abstract

  • Competitive exclusion of aflatoxin producers by endemic atoxigenic strains of Aspergillus flavus is a proven tool for aflatoxin management being adapted for use in Africa. Field efficacy of an experimental formulation consisting of four native atoxigenic strains (La3303, La3304, La3279 and Ka16127) was evaluated on maize in 2007 and 2008 in four agroecological zones in Nigeria. The four atoxigenic strains were individually formulated on sterile sorghum grain and subsequently mixed in equal proportions. The blended product was applied on soil (40 kg/ha), 2-3 weeks before flowering. Grains from treated and untreated fields were analyzed for aflatoxins at harvest and after storage. Proportions of the A. flavus population composed of each of the four applied strains in soil before treatment and in harvested grains were determined using vegetative compatibility analyses. Application of the strain mixture resulted in reduced aflatoxin content and significantly (P < 0.05) increased the combined frequencies of the vegetative compatibility groups (VCGs) of the applied strains recovered from the soil and grain. Aflatoxin reductions of 67-95% were associated with a 74-80% combined incidence of the VCGs of the four atoxigenic strains on the treated crops. The applied atoxigenic strains remained with the crop into storage and reduced post-harvest increases in contamination. The results suggest that the evaluated multi-strain formulated product has potential to contribute to reduced aflatoxin contamination in Nigeria.

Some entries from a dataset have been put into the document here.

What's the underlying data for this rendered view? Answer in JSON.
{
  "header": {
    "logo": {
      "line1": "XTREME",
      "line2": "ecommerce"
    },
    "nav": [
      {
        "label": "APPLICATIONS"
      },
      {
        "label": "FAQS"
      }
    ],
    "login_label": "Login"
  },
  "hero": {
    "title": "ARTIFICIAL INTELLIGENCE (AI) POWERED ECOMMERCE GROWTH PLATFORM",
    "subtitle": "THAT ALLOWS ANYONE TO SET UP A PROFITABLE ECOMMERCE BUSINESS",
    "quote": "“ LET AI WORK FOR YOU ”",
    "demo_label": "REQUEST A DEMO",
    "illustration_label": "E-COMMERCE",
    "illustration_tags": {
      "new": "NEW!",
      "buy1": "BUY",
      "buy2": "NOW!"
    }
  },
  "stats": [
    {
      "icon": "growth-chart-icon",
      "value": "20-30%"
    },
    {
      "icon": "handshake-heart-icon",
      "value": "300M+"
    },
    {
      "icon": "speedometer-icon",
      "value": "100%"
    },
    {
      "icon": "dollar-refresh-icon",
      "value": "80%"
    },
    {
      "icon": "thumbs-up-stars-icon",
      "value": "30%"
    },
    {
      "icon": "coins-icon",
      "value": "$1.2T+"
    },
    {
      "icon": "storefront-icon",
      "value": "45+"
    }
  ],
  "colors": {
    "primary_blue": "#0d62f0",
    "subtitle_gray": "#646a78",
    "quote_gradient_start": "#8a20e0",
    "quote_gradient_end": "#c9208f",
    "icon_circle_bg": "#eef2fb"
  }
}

This is the first report of a field evaluation of an endemic strain mixture effective at reducing aflatoxin contamination during crop development. (C) 2014 Elsevier Inc. All rights reserved.

publication date

  • 2014
  • 2014
  • 2014